**YOUR INSTRUCTIONS**
The answer is every line in the data below that contains the word "gusta".

**RECORDS SHOWN**
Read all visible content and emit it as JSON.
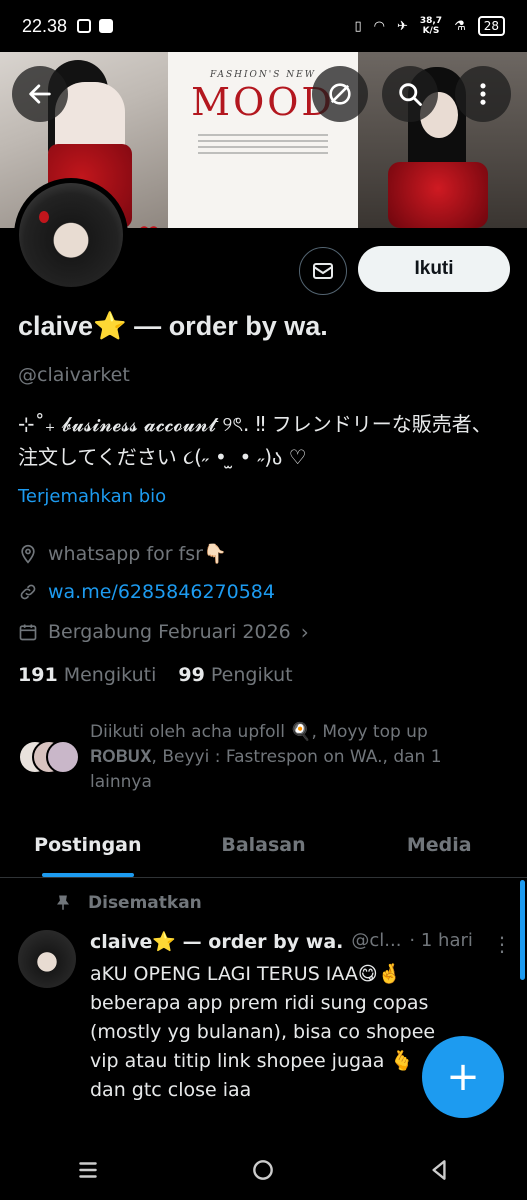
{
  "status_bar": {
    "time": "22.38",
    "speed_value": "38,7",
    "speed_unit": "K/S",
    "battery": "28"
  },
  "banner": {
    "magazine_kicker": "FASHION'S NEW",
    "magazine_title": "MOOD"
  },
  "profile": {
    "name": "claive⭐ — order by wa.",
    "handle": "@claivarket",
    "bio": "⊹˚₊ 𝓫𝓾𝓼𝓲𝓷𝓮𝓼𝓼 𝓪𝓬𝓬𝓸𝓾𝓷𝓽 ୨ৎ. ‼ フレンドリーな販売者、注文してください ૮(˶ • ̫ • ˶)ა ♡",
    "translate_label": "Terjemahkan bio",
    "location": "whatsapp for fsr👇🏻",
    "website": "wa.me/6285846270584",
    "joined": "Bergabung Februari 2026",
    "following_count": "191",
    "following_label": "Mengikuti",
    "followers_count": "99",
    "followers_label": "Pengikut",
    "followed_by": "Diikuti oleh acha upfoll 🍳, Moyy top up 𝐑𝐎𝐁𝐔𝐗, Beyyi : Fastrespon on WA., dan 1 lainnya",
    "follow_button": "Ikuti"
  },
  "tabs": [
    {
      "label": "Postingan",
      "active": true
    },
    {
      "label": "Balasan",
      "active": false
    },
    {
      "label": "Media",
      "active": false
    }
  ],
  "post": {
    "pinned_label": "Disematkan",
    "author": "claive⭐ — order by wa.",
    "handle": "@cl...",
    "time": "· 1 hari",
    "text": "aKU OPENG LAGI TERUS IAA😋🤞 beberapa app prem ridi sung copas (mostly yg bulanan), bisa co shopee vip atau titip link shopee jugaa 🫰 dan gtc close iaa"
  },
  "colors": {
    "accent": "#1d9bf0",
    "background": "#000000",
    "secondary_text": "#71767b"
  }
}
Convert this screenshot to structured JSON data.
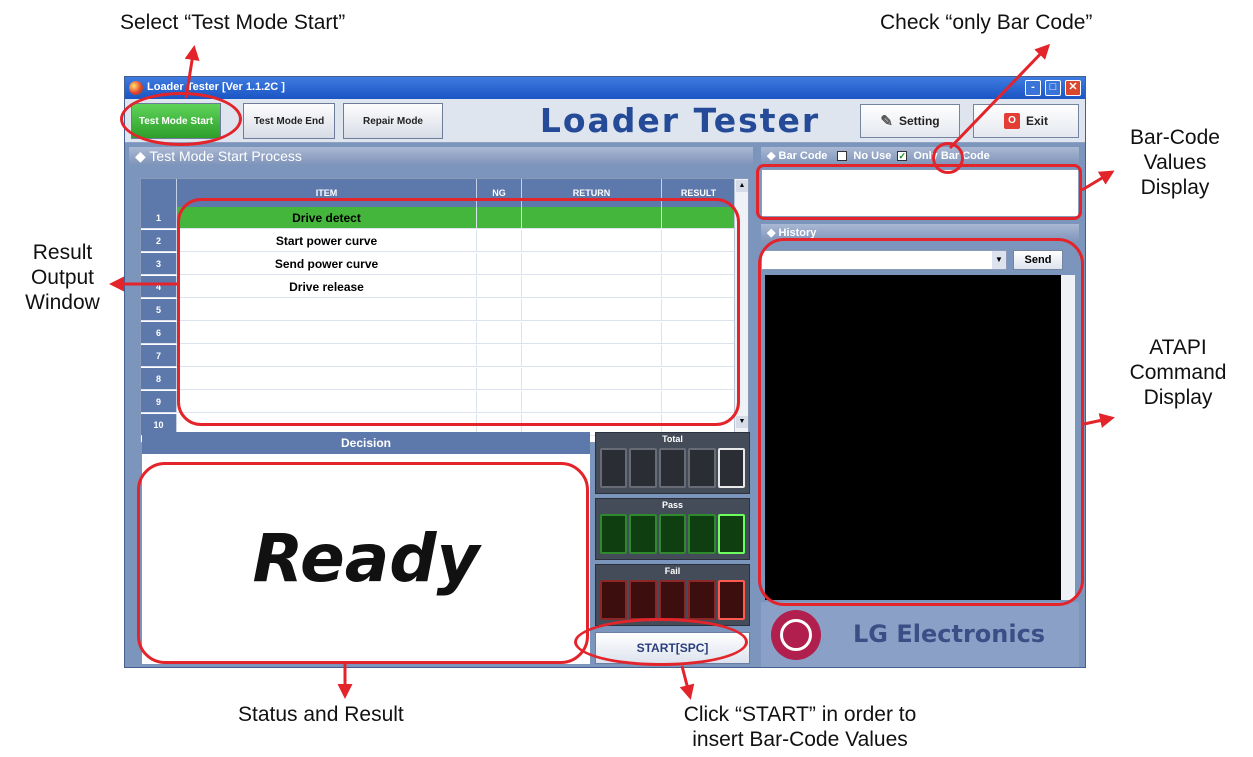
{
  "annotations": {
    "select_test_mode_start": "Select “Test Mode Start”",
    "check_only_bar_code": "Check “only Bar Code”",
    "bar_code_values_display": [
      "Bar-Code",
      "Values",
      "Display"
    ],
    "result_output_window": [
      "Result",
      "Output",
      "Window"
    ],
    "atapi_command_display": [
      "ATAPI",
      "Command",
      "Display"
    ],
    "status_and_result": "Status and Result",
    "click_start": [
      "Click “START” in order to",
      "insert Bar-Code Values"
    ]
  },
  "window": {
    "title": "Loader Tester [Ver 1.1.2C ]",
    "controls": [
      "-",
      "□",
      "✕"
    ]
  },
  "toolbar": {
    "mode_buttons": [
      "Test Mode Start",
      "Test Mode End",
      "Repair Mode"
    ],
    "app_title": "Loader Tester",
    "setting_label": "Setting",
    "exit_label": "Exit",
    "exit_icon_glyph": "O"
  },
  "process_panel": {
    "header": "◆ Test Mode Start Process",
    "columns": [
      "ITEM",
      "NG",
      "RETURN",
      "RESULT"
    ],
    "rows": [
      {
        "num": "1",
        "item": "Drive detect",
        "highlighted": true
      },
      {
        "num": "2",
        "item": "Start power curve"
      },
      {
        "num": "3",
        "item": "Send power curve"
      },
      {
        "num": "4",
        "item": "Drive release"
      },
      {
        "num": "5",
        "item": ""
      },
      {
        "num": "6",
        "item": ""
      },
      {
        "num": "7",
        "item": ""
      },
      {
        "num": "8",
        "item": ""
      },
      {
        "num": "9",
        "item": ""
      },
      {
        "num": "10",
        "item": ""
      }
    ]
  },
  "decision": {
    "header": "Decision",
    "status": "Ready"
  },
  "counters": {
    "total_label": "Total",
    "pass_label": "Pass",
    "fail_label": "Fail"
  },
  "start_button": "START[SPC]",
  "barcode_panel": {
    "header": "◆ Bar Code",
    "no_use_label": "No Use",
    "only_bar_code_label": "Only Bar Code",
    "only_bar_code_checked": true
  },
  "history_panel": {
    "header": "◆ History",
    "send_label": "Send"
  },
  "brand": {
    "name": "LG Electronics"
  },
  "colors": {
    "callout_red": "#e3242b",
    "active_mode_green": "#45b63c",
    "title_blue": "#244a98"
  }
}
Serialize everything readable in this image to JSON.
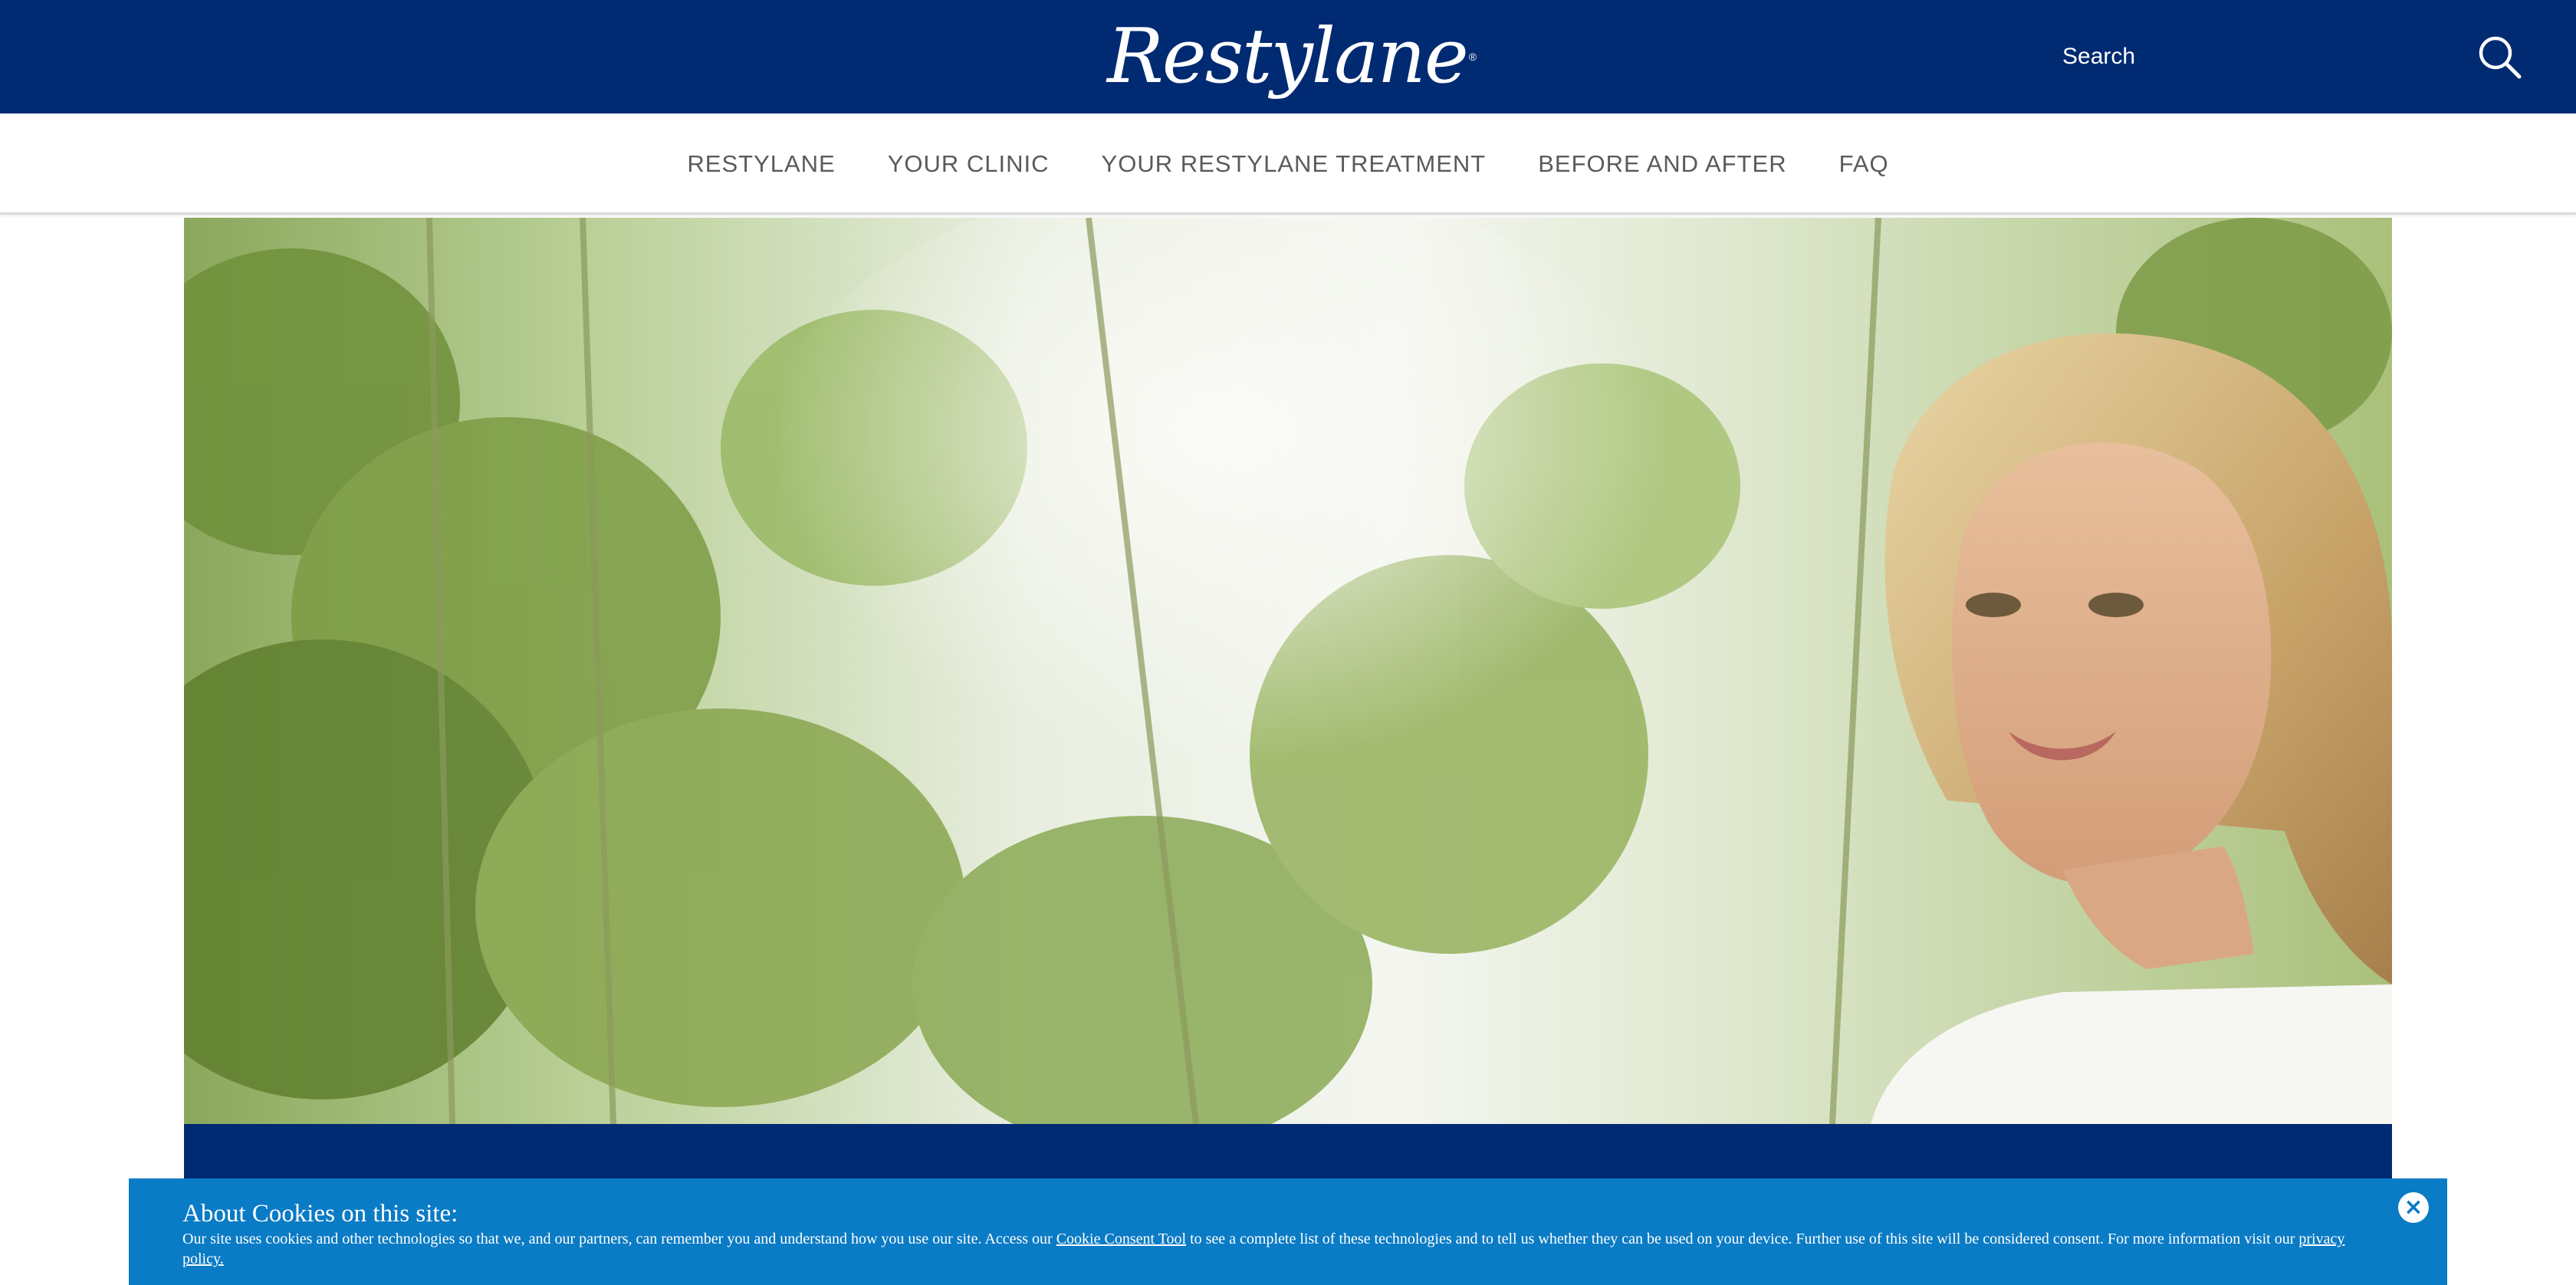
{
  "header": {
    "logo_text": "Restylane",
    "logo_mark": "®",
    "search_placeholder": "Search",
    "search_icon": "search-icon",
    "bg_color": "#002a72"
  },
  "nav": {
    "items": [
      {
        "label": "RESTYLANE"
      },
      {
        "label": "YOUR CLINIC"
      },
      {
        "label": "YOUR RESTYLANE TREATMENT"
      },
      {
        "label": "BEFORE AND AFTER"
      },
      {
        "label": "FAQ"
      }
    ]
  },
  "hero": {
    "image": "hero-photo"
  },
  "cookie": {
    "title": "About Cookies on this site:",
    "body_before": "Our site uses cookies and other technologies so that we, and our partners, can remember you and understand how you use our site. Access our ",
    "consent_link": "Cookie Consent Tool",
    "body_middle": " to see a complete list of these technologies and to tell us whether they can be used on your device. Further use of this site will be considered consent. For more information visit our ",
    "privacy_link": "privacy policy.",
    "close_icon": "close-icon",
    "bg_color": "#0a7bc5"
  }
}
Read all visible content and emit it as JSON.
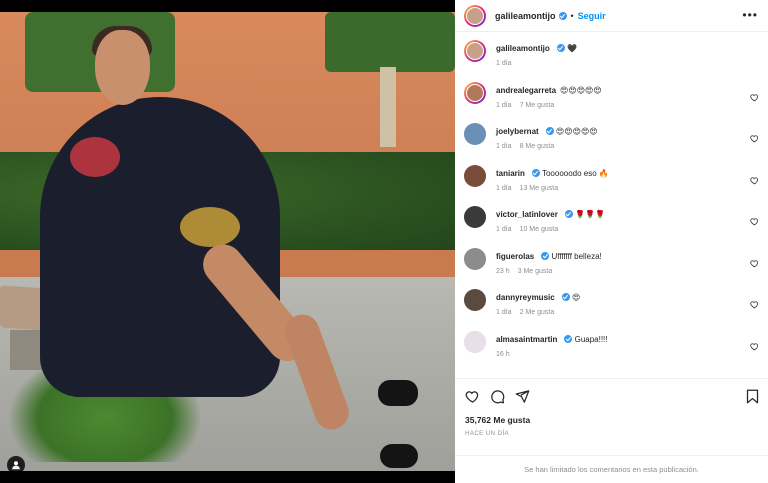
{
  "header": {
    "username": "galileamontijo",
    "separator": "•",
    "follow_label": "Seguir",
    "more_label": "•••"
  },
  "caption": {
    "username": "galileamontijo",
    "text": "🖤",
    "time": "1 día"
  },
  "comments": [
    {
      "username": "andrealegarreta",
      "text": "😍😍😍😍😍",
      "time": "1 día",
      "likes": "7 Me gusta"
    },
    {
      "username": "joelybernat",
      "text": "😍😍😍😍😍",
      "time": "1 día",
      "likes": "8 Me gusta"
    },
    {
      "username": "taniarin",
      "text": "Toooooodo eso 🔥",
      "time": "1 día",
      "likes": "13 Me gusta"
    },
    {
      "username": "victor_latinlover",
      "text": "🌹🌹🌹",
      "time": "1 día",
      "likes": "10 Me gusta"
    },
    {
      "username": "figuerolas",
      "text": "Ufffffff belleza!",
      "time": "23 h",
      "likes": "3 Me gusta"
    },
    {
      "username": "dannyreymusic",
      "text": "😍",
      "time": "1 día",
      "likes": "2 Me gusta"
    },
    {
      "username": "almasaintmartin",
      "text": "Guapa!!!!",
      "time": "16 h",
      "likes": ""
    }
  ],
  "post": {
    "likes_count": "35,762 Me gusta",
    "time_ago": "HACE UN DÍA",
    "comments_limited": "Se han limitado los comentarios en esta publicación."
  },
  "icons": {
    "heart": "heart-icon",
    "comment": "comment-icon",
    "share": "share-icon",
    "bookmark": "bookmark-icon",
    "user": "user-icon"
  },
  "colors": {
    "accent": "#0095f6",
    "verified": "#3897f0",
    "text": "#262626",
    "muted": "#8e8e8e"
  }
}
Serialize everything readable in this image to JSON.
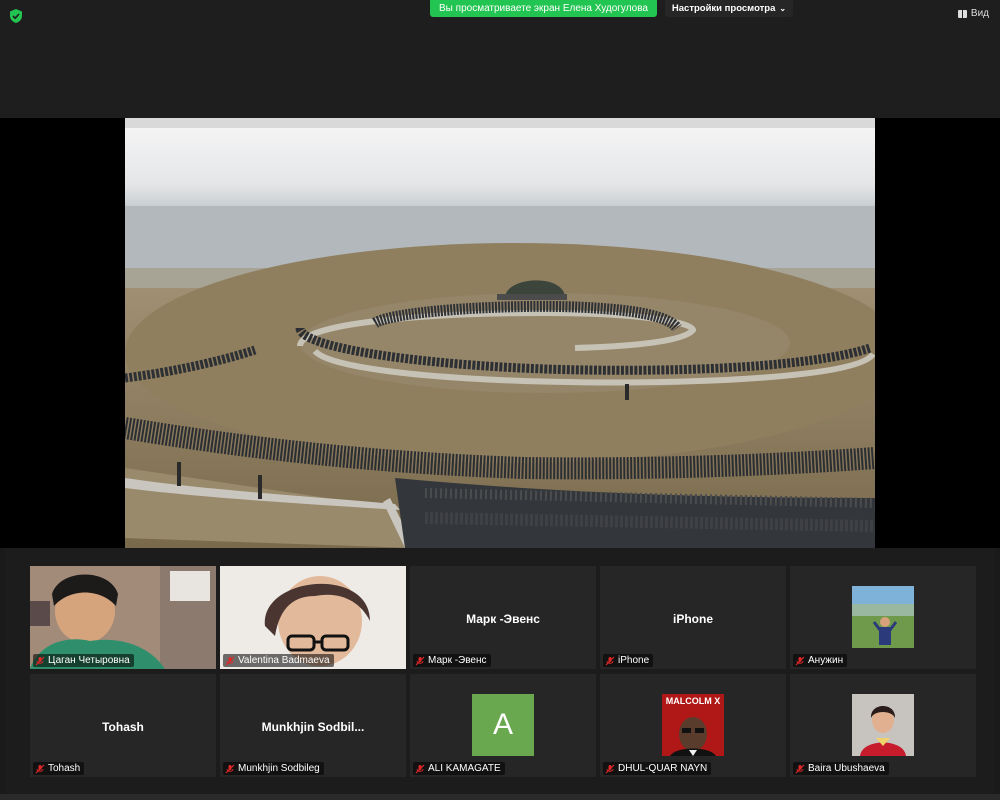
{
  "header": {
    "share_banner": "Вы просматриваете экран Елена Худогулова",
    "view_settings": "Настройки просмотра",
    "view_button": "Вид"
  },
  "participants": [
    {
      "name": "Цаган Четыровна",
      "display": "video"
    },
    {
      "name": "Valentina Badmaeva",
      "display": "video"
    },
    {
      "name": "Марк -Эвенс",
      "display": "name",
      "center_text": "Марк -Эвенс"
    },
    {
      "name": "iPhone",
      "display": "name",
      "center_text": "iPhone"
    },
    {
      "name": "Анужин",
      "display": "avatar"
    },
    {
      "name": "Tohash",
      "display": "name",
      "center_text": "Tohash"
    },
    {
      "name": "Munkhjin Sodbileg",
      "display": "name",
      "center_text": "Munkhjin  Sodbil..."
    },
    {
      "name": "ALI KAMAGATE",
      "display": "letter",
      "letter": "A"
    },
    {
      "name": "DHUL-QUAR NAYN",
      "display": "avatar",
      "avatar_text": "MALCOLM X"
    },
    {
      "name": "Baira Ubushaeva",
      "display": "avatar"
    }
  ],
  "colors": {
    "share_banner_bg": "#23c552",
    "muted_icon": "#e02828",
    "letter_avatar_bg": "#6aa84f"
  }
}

**SOLUTION TO THE EXERCISE**
      "likes": "7 Me gusta"
      "likes": "8 Me gusta"
      "likes": "13 Me gusta"
      "likes": "10 Me gusta"
      "likes": "3 Me gusta"
      "likes": "2 Me gusta"
    "likes_count": "35,762 Me gusta",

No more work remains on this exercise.